> [WORK TASK]:
The answer must be an exact copy of the listing below.

Top of WORKING DATA

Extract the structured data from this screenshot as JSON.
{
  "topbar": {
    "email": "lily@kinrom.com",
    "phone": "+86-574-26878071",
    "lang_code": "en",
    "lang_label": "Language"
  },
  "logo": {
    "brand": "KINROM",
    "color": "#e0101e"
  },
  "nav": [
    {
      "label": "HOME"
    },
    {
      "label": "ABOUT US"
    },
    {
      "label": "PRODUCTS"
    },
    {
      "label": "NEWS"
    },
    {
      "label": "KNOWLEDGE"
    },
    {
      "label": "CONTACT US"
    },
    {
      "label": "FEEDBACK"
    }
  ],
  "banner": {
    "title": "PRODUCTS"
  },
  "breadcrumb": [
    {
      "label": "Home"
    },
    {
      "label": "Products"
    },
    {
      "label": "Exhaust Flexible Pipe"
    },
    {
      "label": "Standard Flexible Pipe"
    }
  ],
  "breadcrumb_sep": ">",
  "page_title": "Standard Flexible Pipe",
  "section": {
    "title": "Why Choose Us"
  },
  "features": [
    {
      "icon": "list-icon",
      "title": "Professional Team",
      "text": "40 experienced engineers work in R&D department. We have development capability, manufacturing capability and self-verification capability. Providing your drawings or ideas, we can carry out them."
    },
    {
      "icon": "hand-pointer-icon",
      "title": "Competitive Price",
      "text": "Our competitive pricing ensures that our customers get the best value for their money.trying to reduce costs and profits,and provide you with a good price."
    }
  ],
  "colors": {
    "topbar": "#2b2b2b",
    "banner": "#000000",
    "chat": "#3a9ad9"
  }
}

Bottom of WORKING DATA

> [RESPONSE TO THE EXERCISE]:
Extract the structured data from this screenshot as JSON.
{
  "topbar": {
    "email": "lily@kinrom.com",
    "phone": "+86-574-26878071",
    "lang_code": "en",
    "lang_label": "Language"
  },
  "logo": {
    "brand": "KINROM",
    "color": "#e0101e"
  },
  "nav": [
    {
      "label": "HOME"
    },
    {
      "label": "ABOUT US"
    },
    {
      "label": "PRODUCTS"
    },
    {
      "label": "NEWS"
    },
    {
      "label": "KNOWLEDGE"
    },
    {
      "label": "CONTACT US"
    },
    {
      "label": "FEEDBACK"
    }
  ],
  "banner": {
    "title": "PRODUCTS"
  },
  "breadcrumb": [
    {
      "label": "Home"
    },
    {
      "label": "Products"
    },
    {
      "label": "Exhaust Flexible Pipe"
    },
    {
      "label": "Standard Flexible Pipe"
    }
  ],
  "breadcrumb_sep": ">",
  "page_title": "Standard Flexible Pipe",
  "section": {
    "title": "Why Choose Us"
  },
  "features": [
    {
      "icon": "list-icon",
      "title": "Professional Team",
      "text": "40 experienced engineers work in R&D department. We have development capability, manufacturing capability and self-verification capability. Providing your drawings or ideas, we can carry out them."
    },
    {
      "icon": "hand-pointer-icon",
      "title": "Competitive Price",
      "text": "Our competitive pricing ensures that our customers get the best value for their money.trying to reduce costs and profits,and provide you with a good price."
    }
  ],
  "colors": {
    "topbar": "#2b2b2b",
    "banner": "#000000",
    "chat": "#3a9ad9"
  }
}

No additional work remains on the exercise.